Should Gender Matter in Christianity?

by | Nov 15, 2019 | 2 comments

When addressing Gender and Christianity, a particular example comes to mind.  Specifically the role of women in church leadership.  After telling wildly popular evangelical bible teacher Beth Moore to “go home,” influential fundamentalist preacher John MacArthur clarified his thoughts on women in church leadership. He warned that “empowering women makes weak men” and “weak men make everybody vulnerable to danger.”

Wait a second.  Studies around the world show that empowering women is the key to developing economies, family well-being, better nutrition, and equal rights.  So how could this move be anti-male, anti-social or anti-Christian?

When you take the long view of religious development, I believe MacArthur had it exactly backwards.  Rather than derail Christianity, the full participation of women in all aspects of Creation is the fulfillment of the Christian impulse. 

A look at Judaism reveals why.

Judaism is built on the power of distinctions.  The creation stories exemplify the distinctions between the first six days and the other days of the week; between the sun, moon and stars; between plants and animals; and between humans and God.  The evening prayer in Judaism plays on those themes by glorifying the distinctions between night and day, and between sleep and activity. Havdalah, the blessing that ends the Sabbath, lauds the differences between holy and secular, and between Sabbath and the rest of the days of the week.  Ancient Jewish prayers even prompt men to pray with thanksgiving that they were not made a woman, a gentile or a slave.  Distinctions matter in Judaism.

Christianity goes in a decidedly different direction. 

Rather than playing on distinctions and dualities, Paul has a vision of integration. “There is no longer Jew or Greek, there is no longer slave or free, there is no longer male and female; for all of you are one in Christ Jesus.” (Galatians 3:28) Indeed, women play a major role in the Gospels.

This theme of unity and integration is further celebrated in the New Testament. Consider the story of Pentecost.  When the Spirit comes, all hear a unifying message in their own language. This unity is celebrated as people share in a common life, a common purse, and a common purpose.  Finally, we see in Revelation 7:9-10 that all tribes, peoples and languages have a common trajectory—unity within the oneness of God.
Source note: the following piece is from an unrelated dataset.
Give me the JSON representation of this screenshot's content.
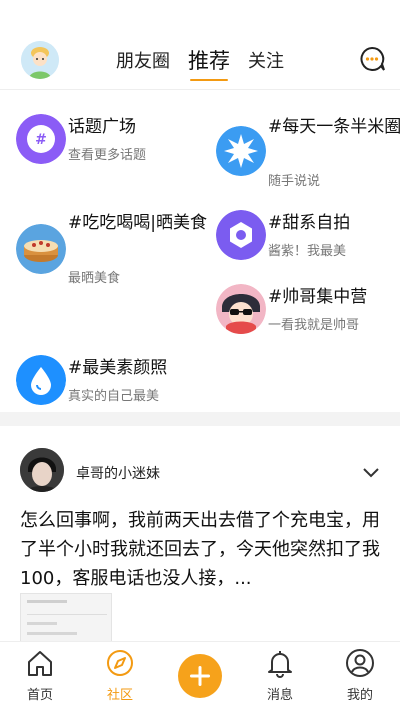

So what’s with the stink about gender distinctions?  Truth be told, MacArthur isn’t the only one who forgets the integrative impulse in Christianity.  Mainline Christian churches have their own version of his call for strong women leaders to “go home.”  Women are called the “B word” and sent packing in more ways than one.
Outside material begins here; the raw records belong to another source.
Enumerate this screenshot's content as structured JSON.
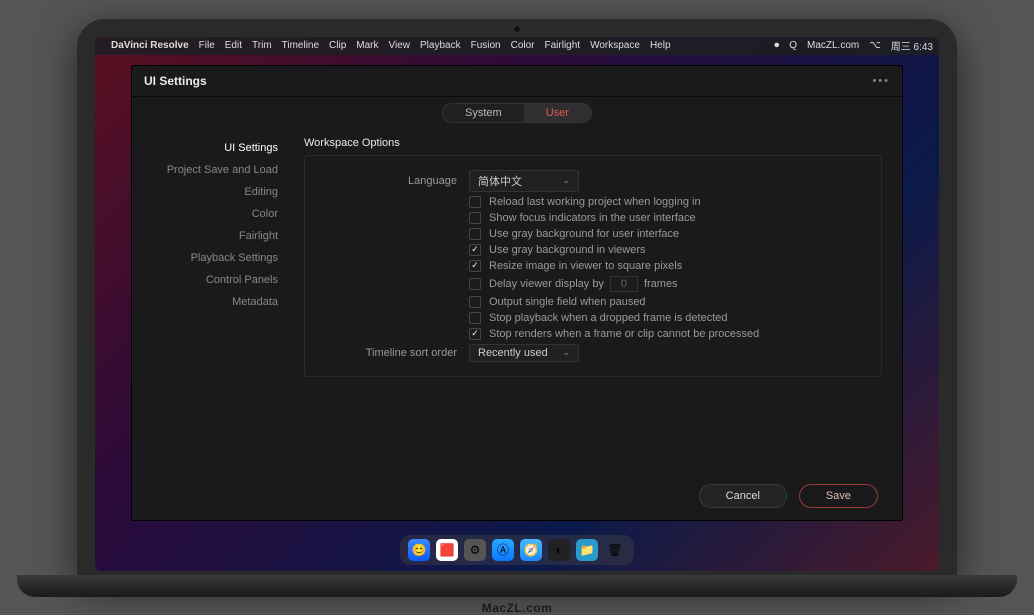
{
  "menubar": {
    "app": "DaVinci Resolve",
    "items": [
      "File",
      "Edit",
      "Trim",
      "Timeline",
      "Clip",
      "Mark",
      "View",
      "Playback",
      "Fusion",
      "Color",
      "Fairlight",
      "Workspace",
      "Help"
    ],
    "right_site": "MacZL.com",
    "right_time": "周三 6:43"
  },
  "dialog": {
    "title": "UI Settings",
    "tabs": {
      "system": "System",
      "user": "User"
    },
    "sidebar": [
      "UI Settings",
      "Project Save and Load",
      "Editing",
      "Color",
      "Fairlight",
      "Playback Settings",
      "Control Panels",
      "Metadata"
    ],
    "section": "Workspace Options",
    "language_label": "Language",
    "language_value": "简体中文",
    "checks": {
      "reload": {
        "label": "Reload last working project when logging in",
        "checked": false
      },
      "focus": {
        "label": "Show focus indicators in the user interface",
        "checked": false
      },
      "graybg_ui": {
        "label": "Use gray background for user interface",
        "checked": false
      },
      "graybg_viewer": {
        "label": "Use gray background in viewers",
        "checked": true
      },
      "resize_square": {
        "label": "Resize image in viewer to square pixels",
        "checked": true
      },
      "delay_viewer": {
        "label": "Delay viewer display by",
        "value": "0",
        "unit": "frames",
        "checked": false
      },
      "output_single": {
        "label": "Output single field when paused",
        "checked": false
      },
      "stop_drop": {
        "label": "Stop playback when a dropped frame is detected",
        "checked": false
      },
      "stop_render": {
        "label": "Stop renders when a frame or clip cannot be processed",
        "checked": true
      }
    },
    "sort_label": "Timeline sort order",
    "sort_value": "Recently used",
    "cancel": "Cancel",
    "save": "Save"
  },
  "watermark": "MacZL.com"
}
I wonder if the focus on gender isn’t indicative of deeper problems in the church. Like decline in worship, influence, and imagination.  Todd Anderson, a District Superintendent in the West Ohio Conference, told me, “The church is only in decline where the status quo is enforced.”  He should know.  Every District Superintendent is painfully aware of how the status quo stifles new life.  That’s why Todd is working across state lines, district lines, and conference lines to create new, experimental ministries. And they’re bearing fruit.

Decline is not a Christian value. The status quo is not a Christian value.  Women preaching, turning things upside down, is. That’s what lets new life in.

Interestingly even Judaism itself has moved toward integration.  While distinctions still matter, female clergy are beginning to be ordained in the orthodox world.  Even transgender clergy are being welcomed.

Bottom line:  if empowered women are threatening some men, perhaps those men need to deepen their own sense of self, rather than seek to bring women down a peg.

Online Course Johnson Box
Sign Up for Creating a Culture of renewal


  1. Allison Cambre

    While the gospels hint at it, I believe that Jesus was for the full inclusion of women as far as the culture of that day and time could allow. We’ve come so much further in the 21st century, that there really is no reason to do anything else but promote full inclusion to the extent that the culture can allow.

    • Rebekah Simon-Peter

      Thanks for sharing your take on this, Allison. I appreciate it.


Submit a Comment

Your email address will not be published.